Geduldig v. Aiello (1974) • Disability plan of California state employees did not cover pregnancy or childbirth expenses • Supreme Court found that the plan did NOT violate the 14th A equal protection clause
GE v. Gilbert (1976) • GE’s plan did NOT cover temporary disability due to pregnancy • Women employees filed a class action suit, charging sex discrimination under Title VII. • Supreme Court: pregnancy-related disability was an “additional risk unique to women,” an “extra” or “special” problem that only women encounter

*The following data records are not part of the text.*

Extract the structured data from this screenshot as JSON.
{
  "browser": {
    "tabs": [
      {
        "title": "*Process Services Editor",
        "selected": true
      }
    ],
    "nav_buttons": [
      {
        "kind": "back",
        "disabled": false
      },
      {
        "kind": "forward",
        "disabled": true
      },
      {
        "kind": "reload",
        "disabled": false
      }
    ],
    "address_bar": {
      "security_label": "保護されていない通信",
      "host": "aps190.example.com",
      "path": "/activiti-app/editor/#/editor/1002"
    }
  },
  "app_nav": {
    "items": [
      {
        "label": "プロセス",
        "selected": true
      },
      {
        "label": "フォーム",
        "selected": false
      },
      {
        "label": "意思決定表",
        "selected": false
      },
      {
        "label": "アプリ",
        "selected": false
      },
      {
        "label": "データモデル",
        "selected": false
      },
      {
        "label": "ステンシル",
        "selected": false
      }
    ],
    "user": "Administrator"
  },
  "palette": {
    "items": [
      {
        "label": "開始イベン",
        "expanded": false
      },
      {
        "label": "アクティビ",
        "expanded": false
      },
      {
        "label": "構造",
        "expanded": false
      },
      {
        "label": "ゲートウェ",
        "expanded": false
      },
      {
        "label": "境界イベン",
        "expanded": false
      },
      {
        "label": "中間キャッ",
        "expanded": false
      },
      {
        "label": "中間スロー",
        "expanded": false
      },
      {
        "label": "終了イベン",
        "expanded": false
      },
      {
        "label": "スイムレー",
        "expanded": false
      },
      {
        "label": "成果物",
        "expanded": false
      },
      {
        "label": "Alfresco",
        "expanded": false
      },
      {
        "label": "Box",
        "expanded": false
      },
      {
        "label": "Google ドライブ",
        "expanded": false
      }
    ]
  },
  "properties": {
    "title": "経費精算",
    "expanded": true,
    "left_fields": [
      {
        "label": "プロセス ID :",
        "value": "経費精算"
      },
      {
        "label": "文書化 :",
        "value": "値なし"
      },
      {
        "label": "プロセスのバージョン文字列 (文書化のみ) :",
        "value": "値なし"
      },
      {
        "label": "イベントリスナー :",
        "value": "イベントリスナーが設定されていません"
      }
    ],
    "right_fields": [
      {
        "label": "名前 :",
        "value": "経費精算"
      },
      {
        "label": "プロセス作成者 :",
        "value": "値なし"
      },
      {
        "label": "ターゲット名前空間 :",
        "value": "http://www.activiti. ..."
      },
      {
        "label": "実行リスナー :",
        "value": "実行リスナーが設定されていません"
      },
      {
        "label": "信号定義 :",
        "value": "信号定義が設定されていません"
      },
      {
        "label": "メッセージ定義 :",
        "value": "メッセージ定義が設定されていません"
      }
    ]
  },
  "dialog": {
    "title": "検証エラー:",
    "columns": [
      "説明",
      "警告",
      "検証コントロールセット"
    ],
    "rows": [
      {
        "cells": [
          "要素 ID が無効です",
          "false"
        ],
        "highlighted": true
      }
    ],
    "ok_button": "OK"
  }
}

Nashville Gas v. Satty (1977) • Nashville Gas required pregnant employees to take unpaid leave and took away their seniority benefits • S Court found that loss of seniority violated Title VII but leave policy did NOT— despite the fact that men were NEVER REQUIRED to take unpaid leave
In these cases, the Supreme Court drew the salient legal distinction between pregnant persons and non-pregnant persons—not between women and men
PDA • premised on an equality standard • meant that “male as well as female employees are protected against discrimination” • first case was “reverse discrimination” in which male employee sued to gain hospital coverage for his pregnant wife